JEFFERSON — With COVID-19 case numbers up in all 50 states, the pandemic threatens to linger for many more months.
Along the way the virus threatens to take lives and impact people’s long-term health, especially among the most vulnerable populations.
Dr. Anthony Fauci has called the current situation “a pandemic of the unvaccinated,” with vaccinated people able to go about their business as usual but with those who haven’t yet received the vaccine as vulnerable as ever.
To maximize the protection in the local population and minimize future COVID-19 losses, local health officials are now taking vaccinations on the road, reaching out to the most vulnerable populations where they are instead of waiting for people to come into a mass clinic.
“Since the beginning of our vaccine efforts, we’ve been trying to incorporate equity into everything we do,” said Samroz Jakvani, the epidemiologist who has been working with Jefferson County since early in the pandemic.
“We have worked with community organizations and reached out to businesses,” he said. “Yet despite all our efforts, we were still noticing a pretty big gap when it came to race and ethnicity in terms of who was coming to our clinics.”
To address this deficit, the health department has pivoted from large central vaccine clinics to making the vaccine available where people already are.
For area residents who regularly see a doctor, this could be at a local doctor’s office or a pharmacy. Vaccines have also been made available at big local events, like the Father’s Day Drive In/Fly In at the Palmyra Airport, or the Jefferson County Fair.
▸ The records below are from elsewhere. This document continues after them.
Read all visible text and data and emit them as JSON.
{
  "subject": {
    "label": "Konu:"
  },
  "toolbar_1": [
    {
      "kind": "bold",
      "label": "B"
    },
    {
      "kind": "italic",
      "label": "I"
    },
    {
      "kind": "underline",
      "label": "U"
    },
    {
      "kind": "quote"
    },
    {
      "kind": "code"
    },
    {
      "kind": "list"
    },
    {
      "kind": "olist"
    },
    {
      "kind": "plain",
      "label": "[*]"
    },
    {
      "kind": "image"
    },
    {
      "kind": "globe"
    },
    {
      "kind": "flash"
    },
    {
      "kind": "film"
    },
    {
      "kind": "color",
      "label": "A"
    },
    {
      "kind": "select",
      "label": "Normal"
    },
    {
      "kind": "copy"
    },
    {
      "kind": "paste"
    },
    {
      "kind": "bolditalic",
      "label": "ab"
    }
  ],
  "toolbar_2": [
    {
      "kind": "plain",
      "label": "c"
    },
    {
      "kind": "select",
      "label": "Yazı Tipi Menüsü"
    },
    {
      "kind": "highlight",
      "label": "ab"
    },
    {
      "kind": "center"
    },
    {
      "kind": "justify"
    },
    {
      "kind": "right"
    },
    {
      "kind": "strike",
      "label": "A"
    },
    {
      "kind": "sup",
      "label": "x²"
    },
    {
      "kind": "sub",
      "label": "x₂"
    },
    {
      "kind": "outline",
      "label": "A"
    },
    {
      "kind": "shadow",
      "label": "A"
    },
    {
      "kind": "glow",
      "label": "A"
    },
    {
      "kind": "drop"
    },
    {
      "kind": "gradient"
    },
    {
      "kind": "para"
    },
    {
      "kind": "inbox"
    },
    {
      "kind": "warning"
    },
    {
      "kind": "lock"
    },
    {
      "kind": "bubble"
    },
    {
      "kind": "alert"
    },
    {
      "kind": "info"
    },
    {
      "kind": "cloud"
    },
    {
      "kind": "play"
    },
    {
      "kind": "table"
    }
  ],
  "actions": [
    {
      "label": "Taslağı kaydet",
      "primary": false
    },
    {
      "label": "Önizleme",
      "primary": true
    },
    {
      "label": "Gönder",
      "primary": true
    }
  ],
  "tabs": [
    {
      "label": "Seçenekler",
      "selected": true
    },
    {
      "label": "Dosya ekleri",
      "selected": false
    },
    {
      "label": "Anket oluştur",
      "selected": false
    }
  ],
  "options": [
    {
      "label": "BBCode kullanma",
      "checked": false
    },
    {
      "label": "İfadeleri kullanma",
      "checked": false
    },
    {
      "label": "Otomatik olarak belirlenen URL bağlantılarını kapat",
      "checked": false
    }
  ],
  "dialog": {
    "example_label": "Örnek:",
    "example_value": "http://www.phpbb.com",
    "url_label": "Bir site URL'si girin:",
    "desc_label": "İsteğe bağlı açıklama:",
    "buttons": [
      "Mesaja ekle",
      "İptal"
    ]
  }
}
However, there are pockets of the population for whom the vaccine just isn’t very accessible. One of these groups is migrant workers. These folks may not be as digitally connected as other segments of the population. They may work in remote areas, and they may lack good transportation options which would allow them to get to more centrally located vaccine clinics.
Thus, a couple of weeks ago, the Jefferson County Health Department embarked on an initiative to reach out to the businesses, particularly the big farms, which employ a lot of migrant workers.
The first mobile clinic of this type took place the week before last at Kutz Dairy Farm in Jefferson, where the department was able to vaccinate 11 people who had not previously had the opportunity to receive this protection.
The department considers this a success and is looking to do the same at farms and businesses across the county, Jakvani said.
“We have reached out to every single farm in Jefferson County and to every business where migrant workers comprise a significant amount of the workforce,” Jakvani said.
In addition, the county hopes to begin a door-to-door vaccine information campaign in the near future, the epidemiologist said.
“We’re looking to start that in the cities with the lowest prevalence of people who have received the vaccine,” he said.
In these door-to-door stops, county representatives would provide factual, non-biased, scientifically based information on the vaccines that are available and how they work.
If interested, residents would be offered the opportunity to receive a vaccine on the spot.
“Rather than let doses go to waste, that seems to be the way to do it looking into the future,” Jakvani said.
The epidemiologist said that when the vaccines first became available, the county saw a rush of people eager to get the shot. Now, adults and teens who were eager to receive the vaccine have gotten it, but there is still a significant segment of the vaccine-eligible population which is reluctant to get the shot, for whatever reason.
“In April, we were vaccinating 2,000 people across the county every week,” Jakvani said. “Now it’s more like 200 to 400 people a week. If we can even raise that by 100, that will be a success.”
The more people get the vaccine, he said, the less COVID-19 has a chance to spread through the population, and the less chance it has to mutate into variants which could potentially spread more easily and have more serious effects.
As of last week, Jakvani said that 45.8 percent of adult county residents were fully vaccinated, while 55 percent had received at least one dose.
Yet, according to a report by the Center for Infectious Disease Research and Policy, current data suggests that around 70 percent of the population would need to be immune to achieve herd immunity to COVID-19.
“We’d like to make sure this county is as protected as possible from the surging Delta variant and any future COVID-19 variant that might emerge,” Jakvani said.
“We want to empower county residents to make the best decision for themselves based on the most reliable information from the CDC, the health department and current research,” he said.
With questions, people are encouraged to call the Jefferson County Health Department at (920)674-7275.
People may also connect to a vaccine provider directly by dialing 211.